Adele Webb’s career path has been anything but a straight line…and she couldn’t be more grateful for that. Unlike many nurses, she didn’t enroll in nursing school until she was 29 years old. Once she started, though, she couldn’t stop. Within 10 years, she had earned her bachelor’s degree, master’s degree, and PhD in nursing.
“I spent a lot of time reading research, and I realized I wanted to be the person doing the research,” says Webb, PhD, RN, FNAP, FAAN. “To do that I had to earn my PhD.”
Although her career as a working nurse has been equally unconventional, she quickly found herself moving up the nursing ladder. After starting her career as a staff nurse in a hospital’s neonatal intensive care unit, she moved into pediatric emergency room care.
Then the AIDS crisis hit. She remembers vividly the day a young mother came into the emergency room with her baby. Both had AIDS, and despite all efforts to save them, they died a short time later. It was the beginning of the AIDS epidemic, and for Webb this experience triggered a deep interest to educate nurses across the globe about HIV and AIDS.
Through grants from the World Health Organization, Webb spent the next two decades in more than 50 countries teaching nurses and health care professionals about best practices for treating people with HIV and AIDS. After so many years traveling the world, she decided it was time to give back in another way and transitioned to the role of nurse educator. Today she serves as executive dean of Healthcare Initiatives for Strategic Education, Inc., the parent company of Capella University.
What does Webb’s story tell us? In short, nursing advancement opportunities are plentiful for nurses. More than ever, a career in nursing today can be as varied as you’d like.
“It’s just a great time to be a nurse, if you take the time to map out a career trajectory that is right for you,” Webb says.
To get started with creating a career path in nursing that aligns with your passions and interests, Webb offers the following advice.
Expose yourself to new opportunities
With so many career paths available to nurses today—everything from a military flight nurse to an informatics nurse to a legal nurse and many more—it can be hard to know where to start in planning for the future. While it can feel overwhelming, Webb advocates for nurses to expose themselves to as many opportunities as possible.
How can you do that? Webb recommends starting by joining a professional nursing organization like the American Nurses Association (ANA), or one of the many associations that cater to specific nursing specialties.
“Professional nursing organizations typically have many resources to help you stay on top of what’s new and evolving in nursing and health care,” Webb says. “Make use of those resources and let them help inspire and guide your career path.”
She also recommends that nurses expand their horizons by regularly attending conferences, earning new credentials and pursing advanced degrees.
“Never stop being curious and exploring where a nursing career can take you,” Webb says.
Set achievable, measurable goals
It sounds so simple, yet few people do it: Webb recommends that nurses take the time to identify and document their specific career goals. Where do you see yourself in five to 10 years? Do you have the experience and credentials to get there? What needs to happen to get you on track? Explore these questions and draft a personal career development plan.

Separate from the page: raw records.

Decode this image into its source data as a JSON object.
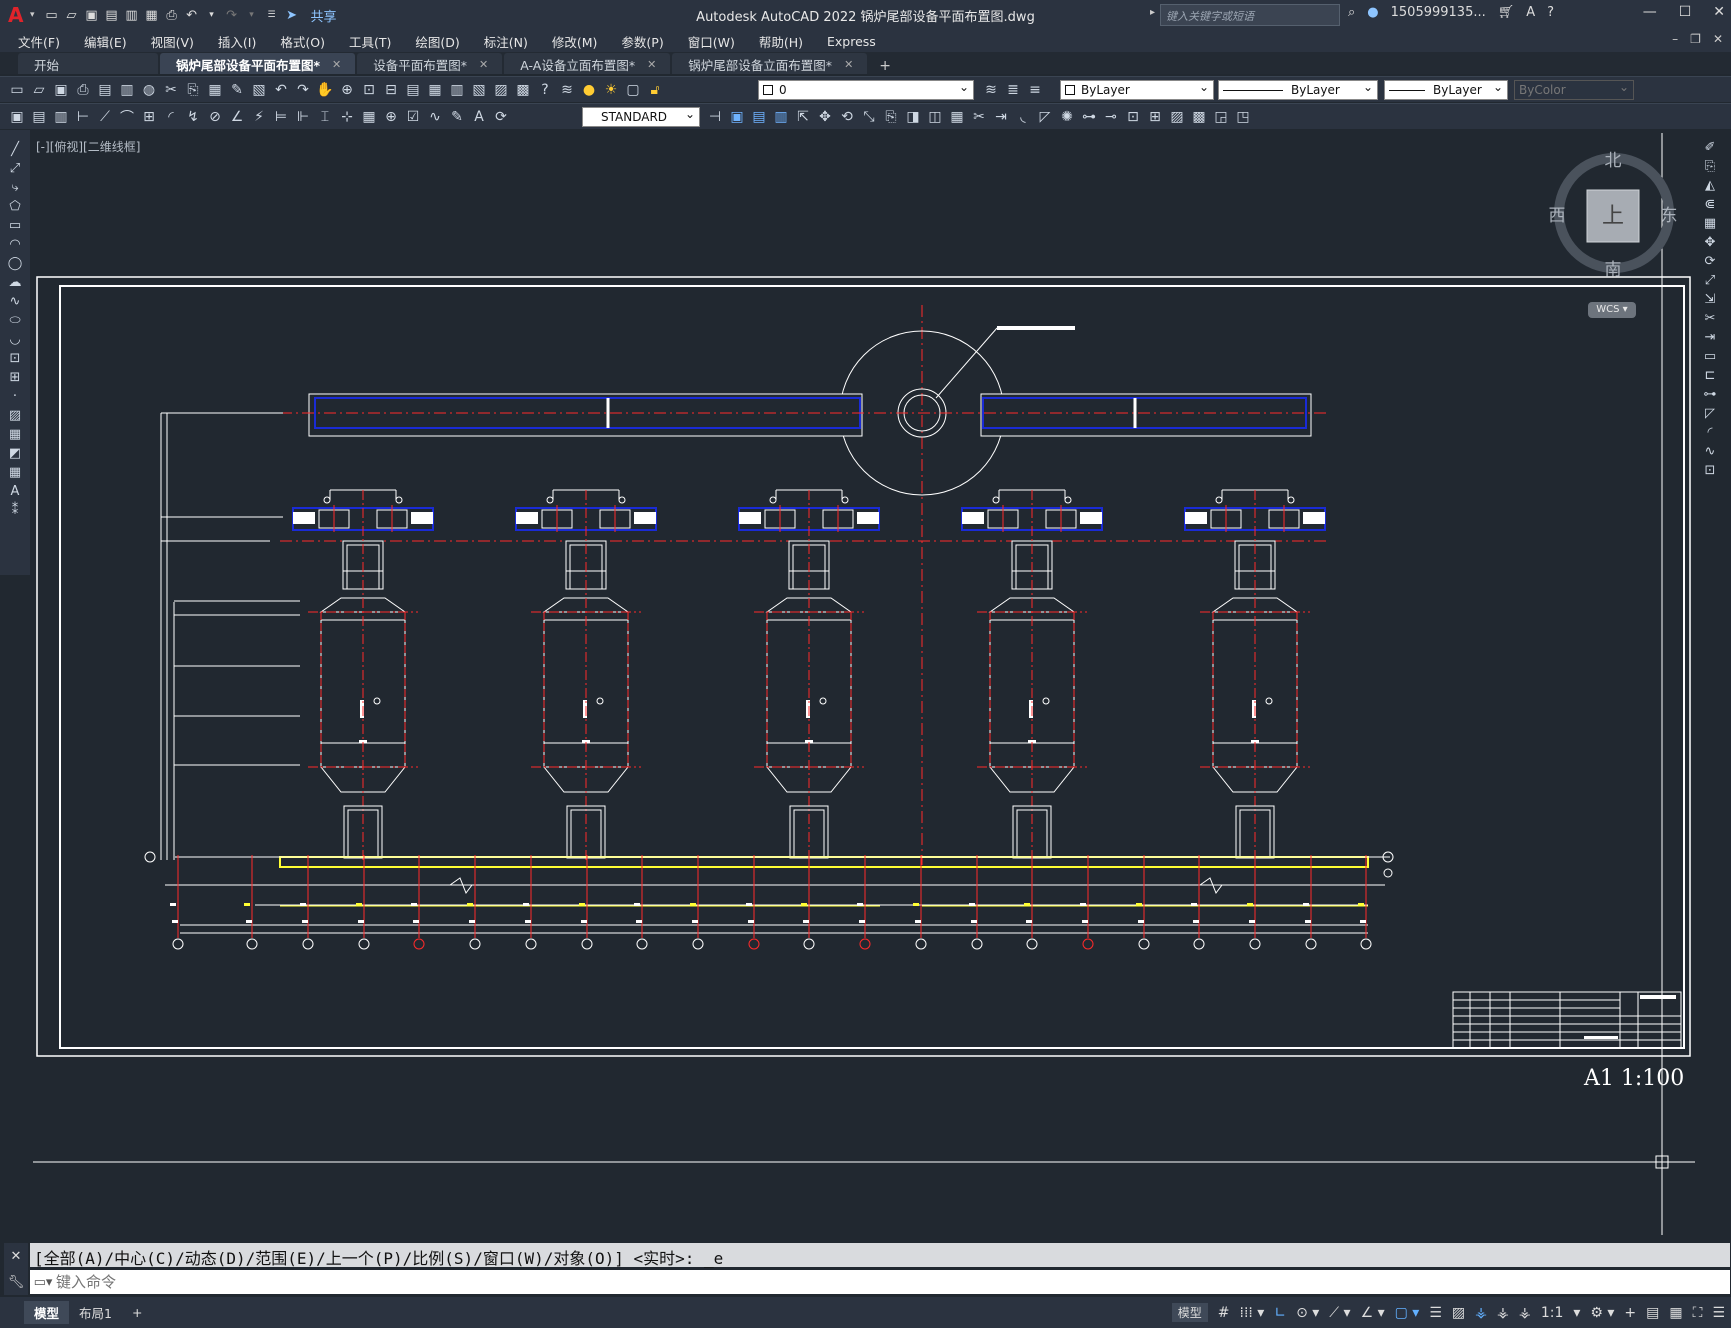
{
  "app": {
    "logo": "A",
    "title": "Autodesk AutoCAD 2022    锅炉尾部设备平面布置图.dwg",
    "share_label": "共享",
    "search_placeholder": "键入关键字或短语",
    "user": "1505999135...",
    "help": "?"
  },
  "menu": [
    "文件(F)",
    "编辑(E)",
    "视图(V)",
    "插入(I)",
    "格式(O)",
    "工具(T)",
    "绘图(D)",
    "标注(N)",
    "修改(M)",
    "参数(P)",
    "窗口(W)",
    "帮助(H)",
    "Express"
  ],
  "tabs": [
    {
      "label": "开始",
      "closable": false,
      "active": false
    },
    {
      "label": "锅炉尾部设备平面布置图*",
      "closable": true,
      "active": true
    },
    {
      "label": "设备平面布置图*",
      "closable": true,
      "active": false
    },
    {
      "label": "A-A设备立面布置图*",
      "closable": true,
      "active": false
    },
    {
      "label": "锅炉尾部设备立面布置图*",
      "closable": true,
      "active": false
    }
  ],
  "tab_add": "+",
  "toolbar": {
    "layer_value": "0",
    "color_value": "ByLayer",
    "linetype_value": "ByLayer",
    "lineweight_value": "ByLayer",
    "plotstyle_value": "ByColor",
    "textstyle_value": "STANDARD"
  },
  "viewport": {
    "label": "[-][俯视][二维线框]",
    "compass": {
      "north": "北",
      "south": "南",
      "east": "东",
      "west": "西",
      "face": "上"
    },
    "wcs": "WCS",
    "scale_text": "A1 1:100"
  },
  "command": {
    "history": "[全部(A)/中心(C)/动态(D)/范围(E)/上一个(P)/比例(S)/窗口(W)/对象(O)] <实时>: _e",
    "placeholder": "键入命令"
  },
  "status": {
    "layout_tabs": [
      "模型",
      "布局1"
    ],
    "add": "+",
    "model_button": "模型",
    "scale": "1:1"
  },
  "colors": {
    "background": "#212830",
    "accent_red": "#e0242b",
    "drawing_red": "#ff2a2a",
    "drawing_blue": "#1a2bd6",
    "drawing_yellow": "#ffff33"
  }
}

“Yes, it is important to set goals, but think in baby steps,” Webb advises. “Career goals can quickly feel overwhelming and unattainable if you don’t take it step by step. Goal setting should involve incremental accomplishments that are attainable. It’s great to have the end result in mind, but keep your focus on what’s next and what’s achievable. Don’t set yourself up for failure.”
She also advocates to identify a peer/friend to share your goals with and who can keep you accountable to them.
Identify a mentor
Who better to help guide you down your career path than someone who’s been there? Webb encourages nurses to find a mentor who has the experiences and credentials they aspire to. It doesn’t have to be an overly formal relationship. More often than not, seasoned nurses will be flattered if you ask them for their help and will welcome the opportunity to pay it forward.
“Never underestimate how useful it can be to have a mentor in your life who can not only give you practical advice, but who can help instill the confidence you need to get there,” Webb says.
Although you may be absolutely certain what you ultimately want to do with your nursing career, you don’t really know for sure until you’ve actually done it, according to Webb. She recommends that nurses seek out real-world, tangible experiences doing the work they dream of doing. Or job shadow someone in a role that interests you to gain the confidence that your dreams match up with reality.
“There are unfortunately many stories of people who’ve dedicated a lot of time and energy to pursue a job or position that they ultimately ended up hating,” Webb says. “A lot of jobs may seem really great until you actually do them. Job shadowing can help you make that determination. If you are going to invest your time and energy in a goal, get the real-life experiences that demonstrate what it would look like for you.”
Finally, Webb stresses that creating a career path in nursing is not something you do once at the beginning of your career: it should be an ongoing process that continues throughout your career.
“Always be exploring and always be thinking about what’s next,” Webb says. “Just as my career has, your career can take twists and turns at any time, and that’s a wonderful thing. Be ready for those opportunities and embrace them when they come.”
Explore an online degree in nursing from Capella University.